Exercise data:
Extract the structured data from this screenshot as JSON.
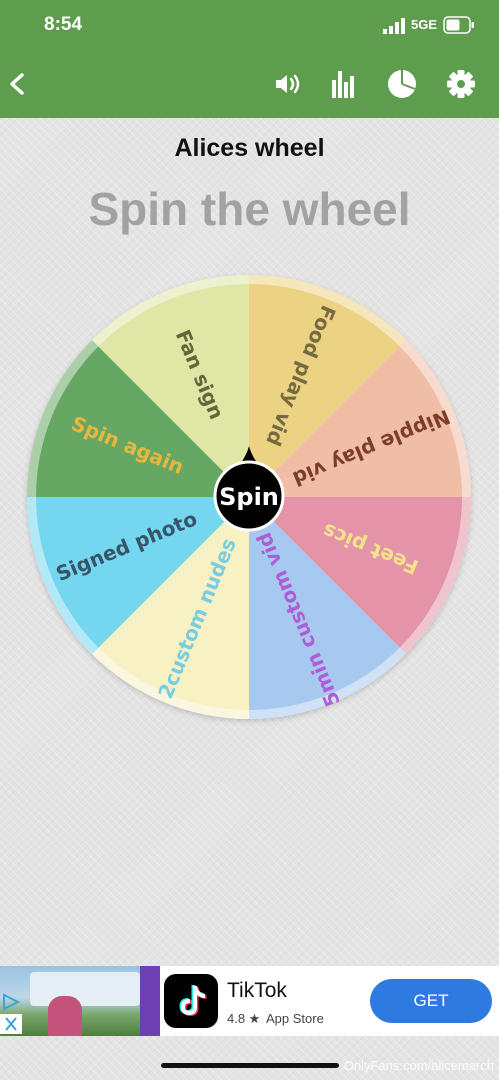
{
  "status_bar": {
    "time": "8:54",
    "network": "5GE"
  },
  "toolbar": {
    "back_icon": "chevron-left-icon",
    "sound_icon": "speaker-icon",
    "stats_icon": "bar-chart-icon",
    "pie_icon": "pie-chart-icon",
    "settings_icon": "gear-icon",
    "color": "#5e9d4e"
  },
  "wheel": {
    "name": "Alices wheel",
    "heading": "Spin the wheel",
    "spin_label": "Spin",
    "segments": [
      {
        "label": "Food play vid",
        "color": "#ecd383",
        "text_color": "#756a40"
      },
      {
        "label": "Nipple play vid",
        "color": "#f0bda6",
        "text_color": "#7c3d2c"
      },
      {
        "label": "Feet pics",
        "color": "#e493a8",
        "text_color": "#f4e488"
      },
      {
        "label": "5min custom vid",
        "color": "#a7c9ef",
        "text_color": "#b05cd6"
      },
      {
        "label": "2custom nudes",
        "color": "#f7f1c4",
        "text_color": "#78cde0"
      },
      {
        "label": "Signed photo",
        "color": "#74d7ef",
        "text_color": "#36556a"
      },
      {
        "label": "Spin again",
        "color": "#66a863",
        "text_color": "#eab63c"
      },
      {
        "label": "Fan sign",
        "color": "#dfe6a6",
        "text_color": "#66643b"
      }
    ]
  },
  "ad": {
    "app_name": "TikTok",
    "rating": "4.8 ★",
    "store": "App Store",
    "cta": "GET",
    "play_icon": "ad-choices-icon",
    "close_icon": "close-icon"
  },
  "watermark": "OnlyFans.com/alicemarch"
}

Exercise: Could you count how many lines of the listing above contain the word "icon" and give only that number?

Expected output: 7